Dataset items:
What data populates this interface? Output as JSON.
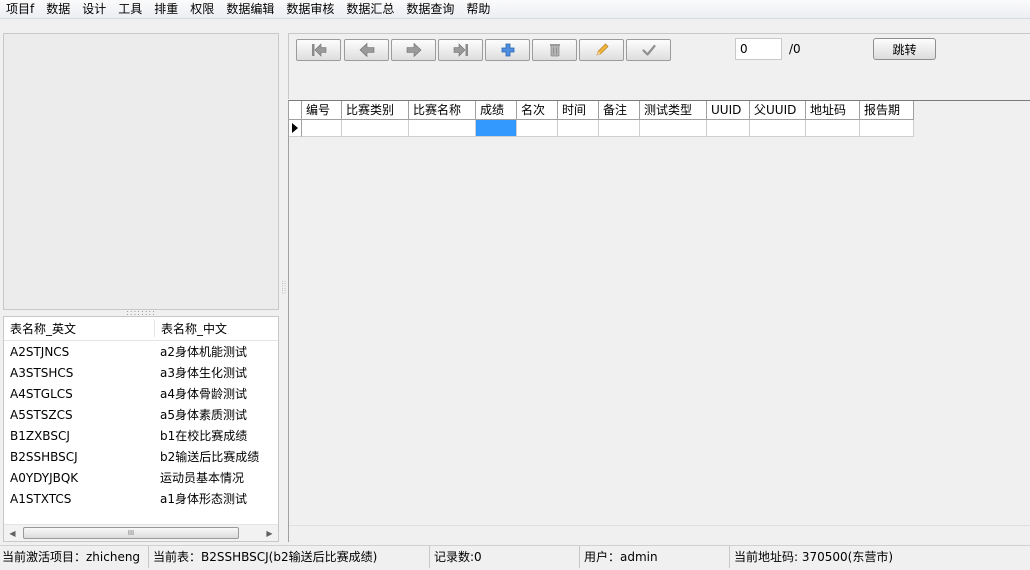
{
  "menu": [
    "项目f",
    "数据",
    "设计",
    "工具",
    "排重",
    "权限",
    "数据编辑",
    "数据审核",
    "数据汇总",
    "数据查询",
    "帮助"
  ],
  "table_list": {
    "headers": [
      "表名称_英文",
      "表名称_中文"
    ],
    "rows": [
      {
        "en": "A2STJNCS",
        "cn": "a2身体机能测试"
      },
      {
        "en": "A3STSHCS",
        "cn": "a3身体生化测试"
      },
      {
        "en": "A4STGLCS",
        "cn": "a4身体骨龄测试"
      },
      {
        "en": "A5STSZCS",
        "cn": "a5身体素质测试"
      },
      {
        "en": "B1ZXBSCJ",
        "cn": "b1在校比赛成绩"
      },
      {
        "en": "B2SSHBSCJ",
        "cn": "b2输送后比赛成绩"
      },
      {
        "en": "A0YDYJBQK",
        "cn": "运动员基本情况"
      },
      {
        "en": "A1STXTCS",
        "cn": "a1身体形态测试"
      }
    ],
    "scroll_thumb_glyph": "III",
    "scroll_left": "◀",
    "scroll_right": "▶"
  },
  "toolbar": {
    "buttons": [
      "first-record",
      "previous-record",
      "next-record",
      "last-record",
      "add-record",
      "delete-record",
      "edit-record",
      "confirm-record"
    ],
    "page_value": "0",
    "page_total": "/0",
    "jump_label": "跳转"
  },
  "grid": {
    "columns": [
      "编号",
      "比赛类别",
      "比赛名称",
      "成绩",
      "名次",
      "时间",
      "备注",
      "测试类型",
      "UUID",
      "父UUID",
      "地址码",
      "报告期"
    ],
    "indicator": "▶"
  },
  "status": {
    "project": "当前激活项目：zhicheng",
    "table": "当前表：B2SSHBSCJ(b2输送后比赛成绩)",
    "records": "记录数:0",
    "user": "用户：admin",
    "address": "当前地址码: 370500(东营市)"
  },
  "colors": {
    "selection": "#3399ff",
    "background": "#f0f0f0"
  }
}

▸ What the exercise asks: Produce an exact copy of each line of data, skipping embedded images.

▸ Response to this task:
What data populates this interface? Output as JSON.
{
  "menu": [
    "项目f",
    "数据",
    "设计",
    "工具",
    "排重",
    "权限",
    "数据编辑",
    "数据审核",
    "数据汇总",
    "数据查询",
    "帮助"
  ],
  "table_list": {
    "headers": [
      "表名称_英文",
      "表名称_中文"
    ],
    "rows": [
      {
        "en": "A2STJNCS",
        "cn": "a2身体机能测试"
      },
      {
        "en": "A3STSHCS",
        "cn": "a3身体生化测试"
      },
      {
        "en": "A4STGLCS",
        "cn": "a4身体骨龄测试"
      },
      {
        "en": "A5STSZCS",
        "cn": "a5身体素质测试"
      },
      {
        "en": "B1ZXBSCJ",
        "cn": "b1在校比赛成绩"
      },
      {
        "en": "B2SSHBSCJ",
        "cn": "b2输送后比赛成绩"
      },
      {
        "en": "A0YDYJBQK",
        "cn": "运动员基本情况"
      },
      {
        "en": "A1STXTCS",
        "cn": "a1身体形态测试"
      }
    ],
    "scroll_thumb_glyph": "III",
    "scroll_left": "◀",
    "scroll_right": "▶"
  },
  "toolbar": {
    "buttons": [
      "first-record",
      "previous-record",
      "next-record",
      "last-record",
      "add-record",
      "delete-record",
      "edit-record",
      "confirm-record"
    ],
    "page_value": "0",
    "page_total": "/0",
    "jump_label": "跳转"
  },
  "grid": {
    "columns": [
      "编号",
      "比赛类别",
      "比赛名称",
      "成绩",
      "名次",
      "时间",
      "备注",
      "测试类型",
      "UUID",
      "父UUID",
      "地址码",
      "报告期"
    ],
    "indicator": "▶"
  },
  "status": {
    "project": "当前激活项目：zhicheng",
    "table": "当前表：B2SSHBSCJ(b2输送后比赛成绩)",
    "records": "记录数:0",
    "user": "用户：admin",
    "address": "当前地址码: 370500(东营市)"
  },
  "colors": {
    "selection": "#3399ff",
    "background": "#f0f0f0"
  }
}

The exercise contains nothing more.